Within healthcare today, it seems as if everyone wants to capitalize on mobile technologies. From smartphones to tablets, we’ve seen tons of apps and devices for everything from nutrition to disease-specific services. Out of these apps and devices, it’s the ones that utilize specific mobile technologies that not only stand out from the rest but tend to meet the user’s needs best. Below are a listing of technologies available within the iPhone and healthcare-related use cases:
A. Text messaging
Jennifer Shine Dyer MD, MPH, aka EndoGoddess, is known for her text messages to diabetic patients. Jennifer sent personalized texts reminding her patients to check their blood glucose levels and to educate them on why checking is important. Jennifer found that texting worked best for her younger patients as they always had their mobile phones on them. Since using texts, Jennifer has been working with Duet Health, a resource for mobile patient education for specialties ranging from OB/GYN to cardiology, diabetes, orthopedics and more.
RxmindMe utilizes the calendar to set notifications to remind prescription users to take their medication. Users can schedule notifications for multiple prescriptions, dates and times to accommodate any prescription regiment.
With WiFi access and 4G networks becoming more accessible, mobile websites are now a standard. Mobile-optimized websites, such as www.webmd.com, make it easier for users to touch, read and experience content.
You can’t talk about mobile health without talking apps. Apps, like Carb Counting with Lenny, are applications that are installed and used on mobile devices. These health apps can leverage specific mobile device capabilities like the accelerometer or multi-touch. This leveraging tends to deliver apps that are more interesting and more often answer a specific need.
With geo-location, mobile users are not only able to see their current location, but track where they’ve been, how fast they’ve traveled and how high they’ve climbed. RunKeeper uses this technology to track, measure and improve a user’s fitness whether they’re walking, running or cycling.
Devices can be connected to the charge/SYNC input to expand upon the mobile device’s technologies to offer additional capabilities. Withings blood pressure monitor connects to the iPhone and is then operated through an app to track, measure, and record the user’s blood pressure.
At home aerobic workouts are no longer constrained to the living room. The cable station ExerciseTV offers instructional workout videos for download through iTunes. Although this example is downloadable, mobile-optimized videos can be streamed online, making videos more accessible to mobile devices.
The app Instant Heart Rate utilizes the camera to monitor the blood flow in the user’s index finger to track and record their pulse. Hard to believe? See how it works in our Digital Mythbuster video on YouTube.
I. Video conferencing
Video conferencing, also referred to as telemedicine or telesurgery, has been utilized by healthcare to coach doctors through surgery, perform check ups with patients, and offer speech therapy and healthcare services to remote areas. Although this is typically used on desktop computers or custom devices, there’s no reason why this couldn’t be done on mobile devices, too.

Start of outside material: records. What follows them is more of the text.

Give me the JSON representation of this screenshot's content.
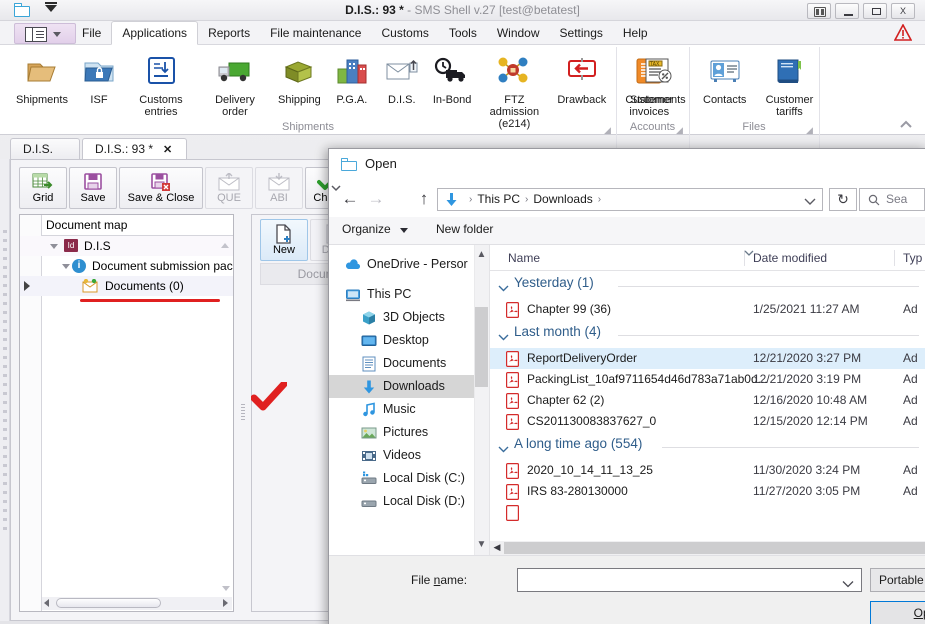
{
  "window": {
    "title_bold": "D.I.S.: 93 *",
    "title_rest": " - SMS Shell v.27 [test@betatest]",
    "buttons": {
      "restore": "restore-down",
      "minimize": "minimize",
      "maximize": "maximize",
      "close": "close"
    }
  },
  "menu": {
    "items": [
      {
        "label": "File",
        "active": false
      },
      {
        "label": "Applications",
        "active": true
      },
      {
        "label": "Reports",
        "active": false
      },
      {
        "label": "File maintenance",
        "active": false
      },
      {
        "label": "Customs",
        "active": false
      },
      {
        "label": "Tools",
        "active": false
      },
      {
        "label": "Window",
        "active": false
      },
      {
        "label": "Settings",
        "active": false
      },
      {
        "label": "Help",
        "active": false
      }
    ]
  },
  "ribbon": {
    "groups": [
      {
        "name": "Shipments",
        "buttons": [
          {
            "label": "Shipments"
          },
          {
            "label": "ISF"
          },
          {
            "label": "Customs entries"
          },
          {
            "label": "Delivery order"
          },
          {
            "label": "Shipping"
          },
          {
            "label": "P.G.A."
          },
          {
            "label": "D.I.S."
          },
          {
            "label": "In-Bond"
          },
          {
            "label": "FTZ admission (e214)"
          },
          {
            "label": "Drawback"
          },
          {
            "label": "Customer invoices"
          }
        ]
      },
      {
        "name": "Accounts",
        "buttons": [
          {
            "label": "Statements"
          }
        ]
      },
      {
        "name": "Files",
        "buttons": [
          {
            "label": "Contacts"
          },
          {
            "label": "Customer tariffs"
          }
        ]
      }
    ]
  },
  "doc_tabs": [
    {
      "label": "D.I.S.",
      "selected": false,
      "closable": false
    },
    {
      "label": "D.I.S.: 93 *",
      "selected": true,
      "closable": true,
      "close_glyph": "✕"
    }
  ],
  "toolbar": {
    "buttons": [
      {
        "label": "Grid",
        "enabled": true
      },
      {
        "label": "Save",
        "enabled": true
      },
      {
        "label": "Save & Close",
        "enabled": true
      },
      {
        "label": "QUE",
        "enabled": false
      },
      {
        "label": "ABI",
        "enabled": false
      },
      {
        "label": "Check",
        "enabled": true
      }
    ]
  },
  "document_map": {
    "header": "Document map",
    "rows": [
      {
        "label": "D.I.S",
        "depth": 0
      },
      {
        "label": "Document submission pac",
        "depth": 1
      },
      {
        "label": "Documents (0)",
        "depth": 2,
        "selected": true,
        "underlined": true
      }
    ]
  },
  "right_pane": {
    "new_label": "New",
    "delete_label": "Dele",
    "group_label": "Document"
  },
  "dialog": {
    "title": "Open",
    "nav": {
      "back": "←",
      "forward": "→",
      "recent": "⌄",
      "up": "↑",
      "refresh": "↻"
    },
    "breadcrumb": [
      "This PC",
      "Downloads"
    ],
    "breadcrumb_sep": "›",
    "search_placeholder": "Sea",
    "commands": {
      "organize": "Organize",
      "new_folder": "New folder"
    },
    "nav_pane": [
      {
        "label": "OneDrive - Persor",
        "icon": "onedrive-icon",
        "indent": 16,
        "selected": false
      },
      {
        "label": "This PC",
        "icon": "pc-icon",
        "indent": 16,
        "selected": false
      },
      {
        "label": "3D Objects",
        "icon": "3dobjects-icon",
        "indent": 32,
        "selected": false
      },
      {
        "label": "Desktop",
        "icon": "desktop-icon",
        "indent": 32,
        "selected": false
      },
      {
        "label": "Documents",
        "icon": "documents-icon",
        "indent": 32,
        "selected": false
      },
      {
        "label": "Downloads",
        "icon": "downloads-icon",
        "indent": 32,
        "selected": true
      },
      {
        "label": "Music",
        "icon": "music-icon",
        "indent": 32,
        "selected": false
      },
      {
        "label": "Pictures",
        "icon": "pictures-icon",
        "indent": 32,
        "selected": false
      },
      {
        "label": "Videos",
        "icon": "videos-icon",
        "indent": 32,
        "selected": false
      },
      {
        "label": "Local Disk (C:)",
        "icon": "drive-icon",
        "indent": 32,
        "selected": false
      },
      {
        "label": "Local Disk (D:)",
        "icon": "drive-icon",
        "indent": 32,
        "selected": false
      }
    ],
    "columns": [
      "Name",
      "Date modified",
      "Typ"
    ],
    "groups": [
      {
        "title": "Yesterday (1)",
        "files": [
          {
            "name": "Chapter 99 (36)",
            "date": "1/25/2021 11:27 AM",
            "type": "Ad",
            "selected": false
          }
        ]
      },
      {
        "title": "Last month (4)",
        "files": [
          {
            "name": "ReportDeliveryOrder",
            "date": "12/21/2020 3:27 PM",
            "type": "Ad",
            "selected": true
          },
          {
            "name": "PackingList_10af9711654d46d783a71ab0d...",
            "date": "12/21/2020 3:19 PM",
            "type": "Ad",
            "selected": false
          },
          {
            "name": "Chapter 62 (2)",
            "date": "12/16/2020 10:48 AM",
            "type": "Ad",
            "selected": false
          },
          {
            "name": "CS201130083837627_0",
            "date": "12/15/2020 12:14 PM",
            "type": "Ad",
            "selected": false
          }
        ]
      },
      {
        "title": "A long time ago (554)",
        "files": [
          {
            "name": "2020_10_14_11_13_25",
            "date": "11/30/2020 3:24 PM",
            "type": "Ad",
            "selected": false
          },
          {
            "name": "IRS 83-280130000",
            "date": "11/27/2020 3:05 PM",
            "type": "Ad",
            "selected": false
          }
        ]
      }
    ],
    "footer": {
      "filename_label_pre": "File ",
      "filename_label_key": "n",
      "filename_label_post": "ame:",
      "filename_value": "",
      "filter_label": "Portable",
      "open_key": "O",
      "open_post": "pe"
    }
  },
  "colors": {
    "accent_blue": "#0078d7",
    "selection_row": "#ddeefb",
    "group_header_text": "#2f5d8a",
    "annotation_red": "#e02020"
  }
}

J. Find my friends
Apple’s iPhone app, Find My Friends, uses geo-location to track the location of your friends. Technologies like this have been utilized by caregivers to track patients that tend to wander away from their care facilities. Again, although this is typically used on desktop computers or custom devices, there’s no reason why this couldn’t be done on mobile devices, too.
This most basic feature of the smart phone has been used within healthcare to call for help, communicate with healthcare providers and receive information through automated systems.
L. Headphone jack
Although the primary use for the headphone jack is audio, some devices utilize this technology to connect to other devices. Jawbone’s Up, a wristband that tracks and measures fitness and sleep, connects to the iPhone through the headphone jack to download data to the mobile device.
Within a saturated market of healthcare apps and devices, it may be daunting to step into the mobile space. However, as we’ve seen here, strategies that utilize specific mobile technologies as tools, not toys, tend to not only be notable, but more importantly, extremely useful to the end user.